But it is not just any song they sing. They depict in vivid detail their miraculous deliverance in the hands of God, a deliverance which, as Sforno tells us, has not even happened yet. I tend to think that it was the singing of the women that delivered them, in the same way that the “va-yehi or” of God created light. The utterance was performative: The women sang that “He cast Pharaoh’s chariots and his army into the sea,” and lo and behold, God cast Pharaoh’s chariots and his army into the sea. And then they sang “You made the wind blow; the sea covered them,” and lo and behold, the wind blew and the sea covered them. Their very expression of faith was what enabled God to stretch out his mighty hand and bring His people forth on dry land.
Wallace Stevens depicts a similar scenario in “The Idea of Order at Key West.” Here we have a poem about a woman who walks beside the sea and sings a song: She sang beyond the genius of the sea… She sings of the tragic-gestured sea, and of the mayim la-hem chomah: the sunken corral water-walled. It is a song of water and wind, much like Shirat Hayam:
It may be that in all here phrases stirred
The grinding water and the gasping wind. . .
Moreover, her singing creates the reality around her, much as Bnei Yisrael’s singing creates (rather than merely depicts) the conditions for their salvation:
But it was she and not the sea we heard.
For she was the maker of the song she sang…
She was the single artificer of the world
In which she sang. And when she sang, the sea,
Whatever self it had, became the self
That was her song, for she was the maker.
Stevens’ poetic subject is the maker both of the song and of the world, just as Miriam’s singing creates the split sea. This is evident even visually in the Torah scroll, where the words of the song are printed in two columns like two walls of water facing one another. Stevens tells us that “the song and water were not medleyed sound,” and yet I cannot help but wonder: if all the heavens were parchment and all the seas were ink, wouldn’t poetry have the power to split the waters?
Like Miriam, the woman of this poem sings to an audience that recognizes the power of her words and her melody:
Whose spirit is this? We said “Mi chamocha ba-elim HaShem?”
It was the spirit that we sought and knew “Zeh Eli v’anvehu!”

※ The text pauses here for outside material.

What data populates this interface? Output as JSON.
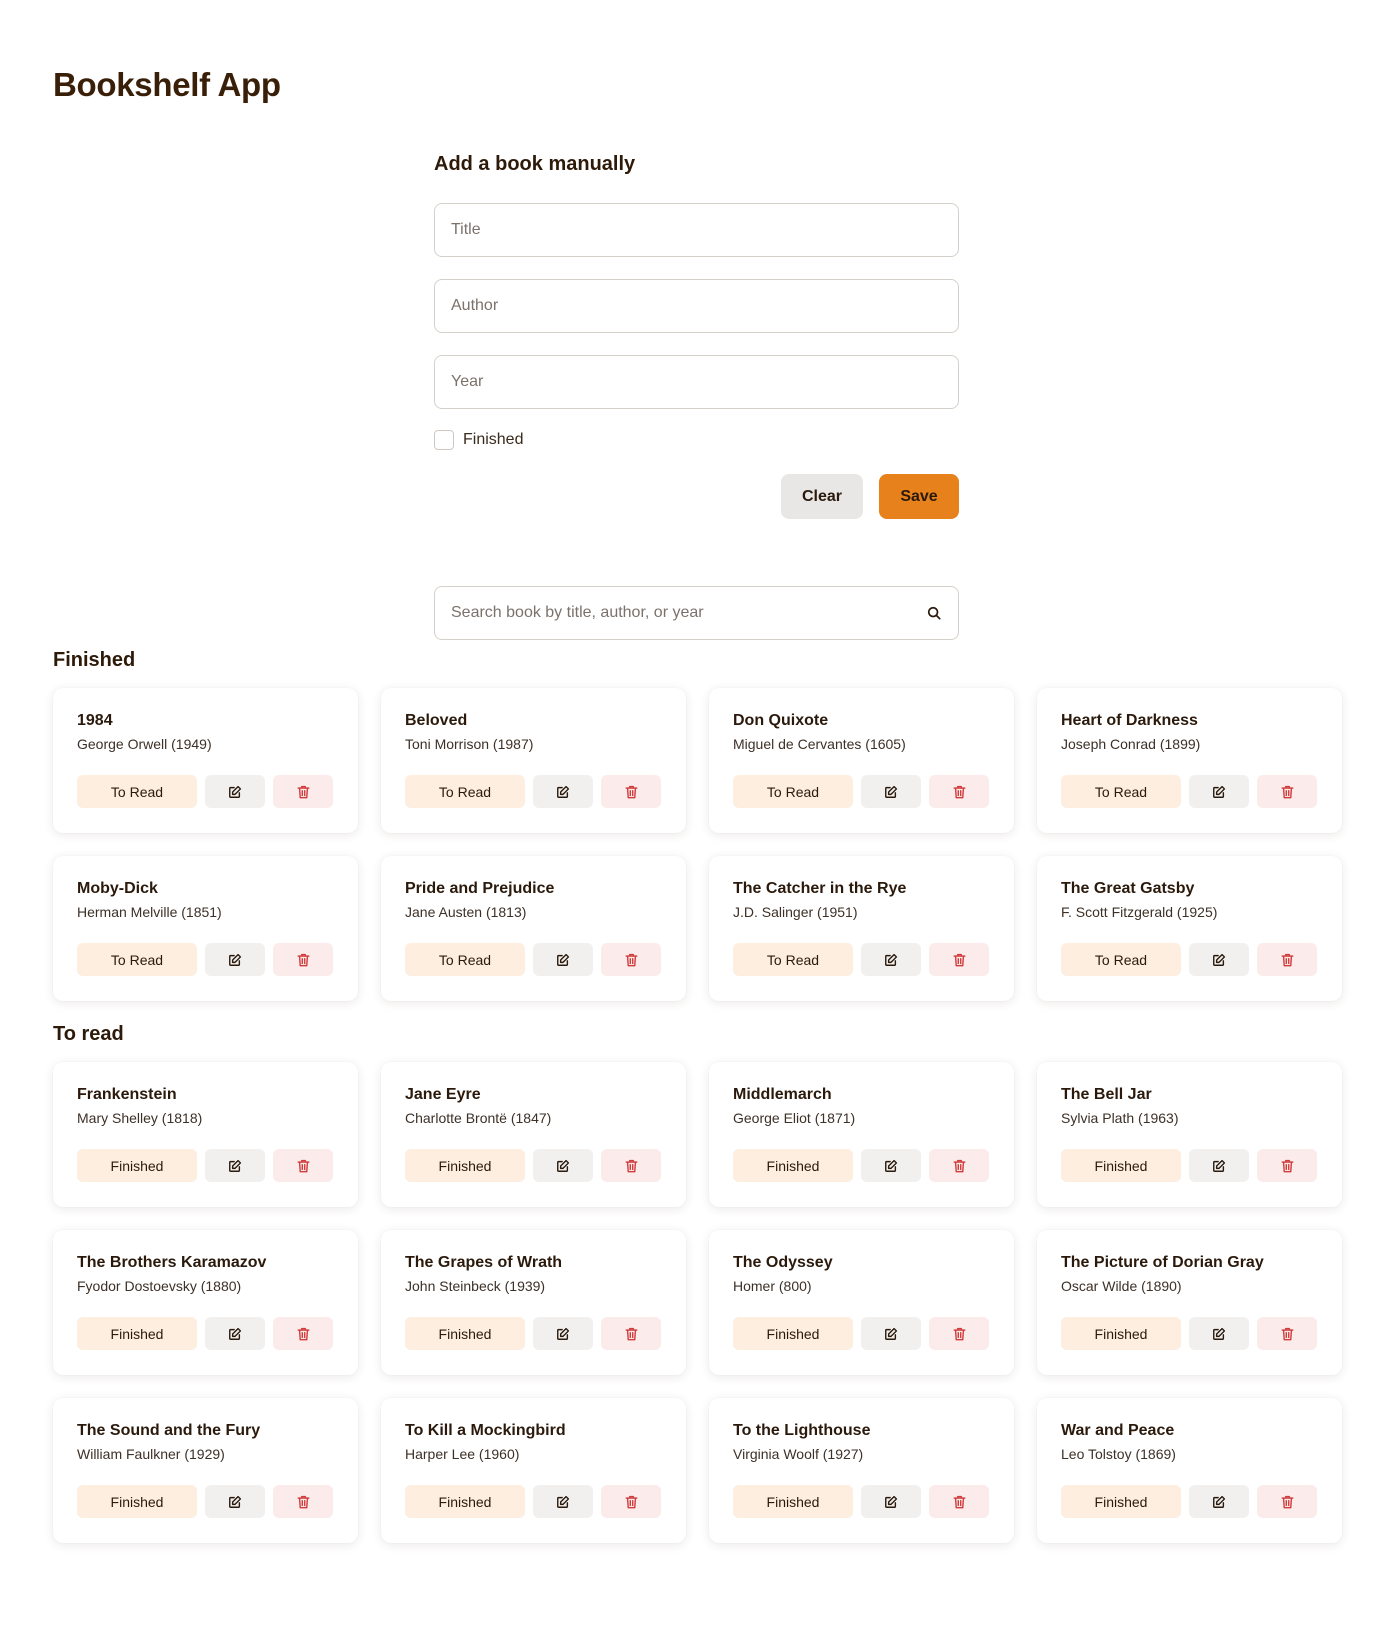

By singing out in call-and-response to Miriam, and by invoking God’s omnipotence, the Israelites are able to make some sense out of Stevens’ “meaningless plungings of water and the wind.” These sounds become no longer meaningless plunges, but rather the sounds of God’s enemies “sinking like lead in the majestic waters.” And so although “terror and dread descend upon them [the Egyptians],” Bnei Yisrael are able to manufacture some degree of order, i.e. some “seder,” as we say on Pesach. Stevens captures this “rage for order” at the end of his poem:
Oh! Blessed rage for order, pale Ramon,

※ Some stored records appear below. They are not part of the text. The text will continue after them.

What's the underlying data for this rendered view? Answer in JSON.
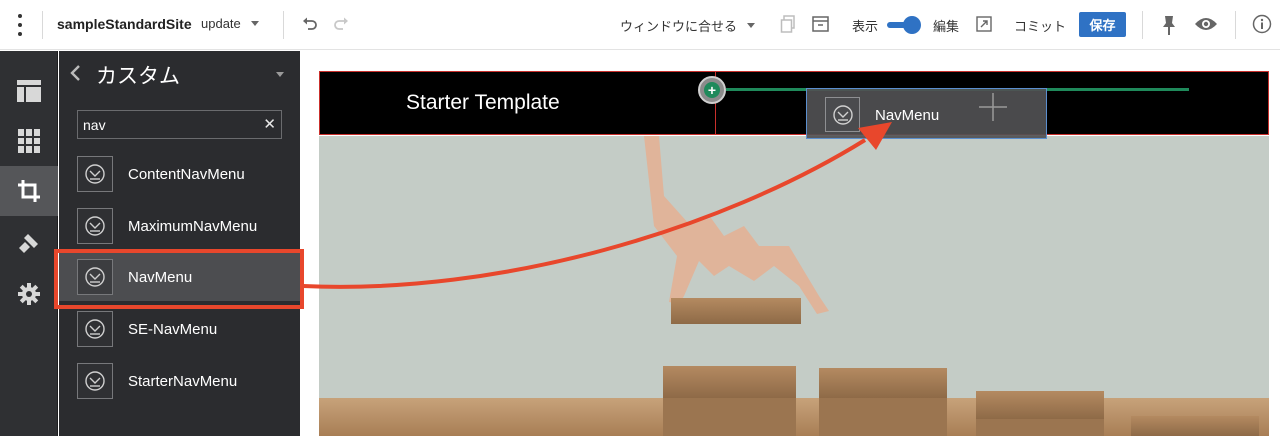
{
  "toolbar": {
    "site_name": "sampleStandardSite",
    "version_label": "update",
    "viewport_label": "ウィンドウに合せる",
    "show_label": "表示",
    "edit_label": "編集",
    "commit_label": "コミット",
    "save_label": "保存",
    "icons": [
      "more-vert-icon",
      "undo-icon",
      "redo-icon",
      "copy-icon",
      "layout-icon",
      "external-icon",
      "pin-icon",
      "eye-icon",
      "info-icon"
    ]
  },
  "rail": {
    "items": [
      "layout-icon",
      "components-icon",
      "crop-icon",
      "theme-brush-icon",
      "settings-gear-icon"
    ],
    "active": "crop-icon"
  },
  "panel": {
    "title": "カスタム",
    "search_value": "nav",
    "items": [
      {
        "label": "ContentNavMenu"
      },
      {
        "label": "MaximumNavMenu"
      },
      {
        "label": "NavMenu"
      },
      {
        "label": "SE-NavMenu"
      },
      {
        "label": "StarterNavMenu"
      }
    ],
    "selected": "NavMenu"
  },
  "canvas": {
    "header_title": "Starter Template",
    "drag_label": "NavMenu"
  },
  "colors": {
    "accent": "#2f72c4",
    "annotation": "#e8472c",
    "drop": "#1f8a5b"
  }
}
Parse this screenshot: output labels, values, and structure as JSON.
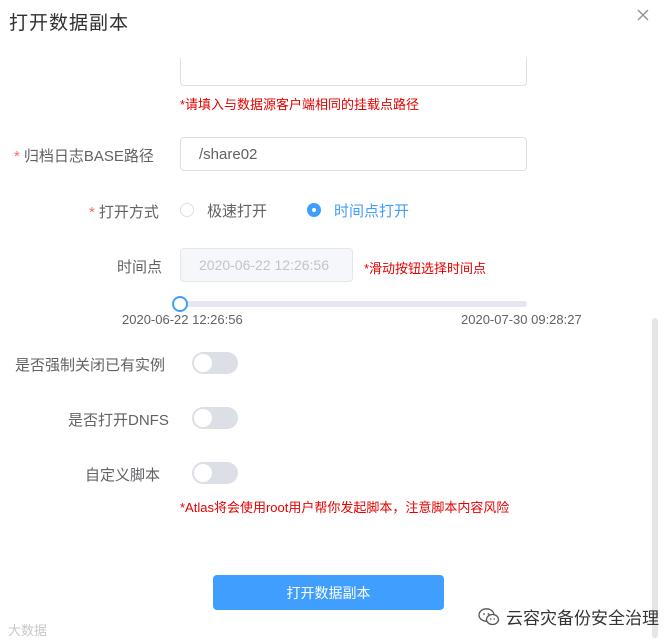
{
  "dialog": {
    "title": "打开数据副本",
    "close_icon": "close-icon"
  },
  "mount_hint": "*请填入与数据源客户端相同的挂载点路径",
  "archive_log": {
    "required_mark": "*",
    "label": "归档日志BASE路径",
    "value": "/share02"
  },
  "open_mode": {
    "required_mark": "*",
    "label": "打开方式",
    "options": [
      {
        "label": "极速打开",
        "checked": false
      },
      {
        "label": "时间点打开",
        "checked": true
      }
    ]
  },
  "time_point": {
    "label": "时间点",
    "value": "2020-06-22 12:26:56",
    "hint": "*滑动按钮选择时间点",
    "slider": {
      "min_label": "2020-06-22 12:26:56",
      "max_label": "2020-07-30 09:28:27",
      "position": 0
    }
  },
  "force_close": {
    "label": "是否强制关闭已有实例",
    "on": false
  },
  "open_dnfs": {
    "label": "是否打开DNFS",
    "on": false
  },
  "custom_script": {
    "label": "自定义脚本",
    "on": false,
    "hint": "*Atlas将会使用root用户帮你发起脚本，注意脚本内容风险"
  },
  "submit_label": "打开数据副本",
  "watermarks": {
    "left": "大数据",
    "right": "云容灾备份安全治理",
    "right_icon": "wechat-icon"
  },
  "colors": {
    "primary": "#409eff",
    "danger": "#e60000",
    "required": "#f56c6c"
  }
}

The maker’s rage to order words of the sea,
Words of the fragrant portals, dimly-starred,
And of ourselves and of our origins,
In ghostlier demarcations, keener sounds.
Led by Miriam, Bnei Yisrael are able to “make” order, both by singing out amidst the horror and by narrating the story of themselves and of their origins as a people chosen by God:
You will bring them and plant the in Your own mountain,
The place You made to dwell in, O Lord,
The sanctuary, O Lord, which Your hands established.
The Lord will reign for ever and ever!
With this triumphant declaration, Miriam of prophetic voice and vision sings beyond the genius of the sea and creates the idea of order at Yam Suf.